Something snapped, broke, and her whole den fell onto its side while horses and men screamed. She fell heavily on her side, and the roof of the den cracked. A hard push, and she was outside her broken den through the hole, in a field of grass in the dark while men made noises and ran in all directions—some at her and some away. The ones who ran away from her marked territory on the ground, which Greta did not understand. She did not understand what was happening. She just wanted Him, and to stop being poked with sticks, and to go back to sleep, and maybe to have a fish. Thunders cracked around her, and she heard stinging bugs. Men were all around her, with their sticks and hot lights, but suddenly Greta spotted a gap in the circle of men, an empty dark spot into the fields, and she charged for safety.
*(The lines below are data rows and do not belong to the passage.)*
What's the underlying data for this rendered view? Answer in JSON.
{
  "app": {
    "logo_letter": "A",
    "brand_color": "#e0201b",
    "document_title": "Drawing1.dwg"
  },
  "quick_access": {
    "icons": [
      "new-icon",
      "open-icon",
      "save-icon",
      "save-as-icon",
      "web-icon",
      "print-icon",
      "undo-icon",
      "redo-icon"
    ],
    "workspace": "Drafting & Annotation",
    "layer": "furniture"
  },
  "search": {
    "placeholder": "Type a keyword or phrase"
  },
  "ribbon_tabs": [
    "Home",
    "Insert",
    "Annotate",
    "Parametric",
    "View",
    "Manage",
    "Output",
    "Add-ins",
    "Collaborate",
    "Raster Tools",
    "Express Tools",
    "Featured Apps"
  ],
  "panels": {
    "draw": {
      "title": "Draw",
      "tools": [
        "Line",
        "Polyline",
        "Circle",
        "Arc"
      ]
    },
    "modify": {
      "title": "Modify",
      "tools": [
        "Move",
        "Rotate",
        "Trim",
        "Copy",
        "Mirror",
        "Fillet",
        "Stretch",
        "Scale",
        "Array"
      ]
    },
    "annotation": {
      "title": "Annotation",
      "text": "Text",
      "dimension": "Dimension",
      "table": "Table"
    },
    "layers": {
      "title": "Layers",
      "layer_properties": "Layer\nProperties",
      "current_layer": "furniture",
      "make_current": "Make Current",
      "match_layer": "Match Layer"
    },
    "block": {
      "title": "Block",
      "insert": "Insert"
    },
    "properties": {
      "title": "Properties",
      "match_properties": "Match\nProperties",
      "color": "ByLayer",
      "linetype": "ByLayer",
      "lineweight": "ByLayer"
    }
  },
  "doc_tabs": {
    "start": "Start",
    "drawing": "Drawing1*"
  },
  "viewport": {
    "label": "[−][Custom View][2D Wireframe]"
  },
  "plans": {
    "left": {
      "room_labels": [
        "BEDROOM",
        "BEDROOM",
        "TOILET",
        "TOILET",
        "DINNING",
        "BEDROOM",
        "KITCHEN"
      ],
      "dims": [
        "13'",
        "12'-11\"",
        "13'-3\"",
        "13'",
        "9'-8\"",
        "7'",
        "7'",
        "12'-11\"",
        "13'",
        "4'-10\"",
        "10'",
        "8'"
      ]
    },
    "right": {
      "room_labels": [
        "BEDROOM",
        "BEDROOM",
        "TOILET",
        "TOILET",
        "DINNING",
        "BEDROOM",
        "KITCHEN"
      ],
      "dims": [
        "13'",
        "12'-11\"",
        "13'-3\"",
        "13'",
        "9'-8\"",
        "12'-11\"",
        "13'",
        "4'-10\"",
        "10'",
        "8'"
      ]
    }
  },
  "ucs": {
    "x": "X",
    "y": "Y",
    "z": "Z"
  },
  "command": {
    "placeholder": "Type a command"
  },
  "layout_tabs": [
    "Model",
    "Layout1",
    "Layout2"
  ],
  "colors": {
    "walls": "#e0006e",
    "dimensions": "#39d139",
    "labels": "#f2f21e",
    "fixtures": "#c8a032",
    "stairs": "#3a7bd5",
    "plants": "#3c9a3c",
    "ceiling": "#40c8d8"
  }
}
A stinging bug bit her ear, and she ran faster, away from the angry men who smelled of dogs. She would find Him, and he would make her safe again. He had to.
Early Morning, May, 1636
He opened his left eye and watched the ceiling. Silently, he counted to thirty, then opened the right eye and closed his left. He counted to thirty again, opened both eyes, and swung his feet to get out of bed. Both of his eyes worked, as they had every morning since he had first started checking. But it was a Rule that he had to be sure, because a day couldn't start properly until he had both eyes open. Peter had a lot of Rules. Some were easy to follow, like checking his eyes every morning when he got out of bed. Others were harder, but he needed them all. The world was a hard place for him sometimes. He wasn't dumb, but he was . . . different . . . than anyone else. Things happened that didn't make sense to Peter, and people did or said things that confused him. Father belting him for saying things that made people mad hadn't worked. Being bathed in holy water at the big church in Suhl hadn't worked either. Instead, Peter had started making his Rules. He didn't need to understand why if a Rule told him that he was or wasn't supposed to do something.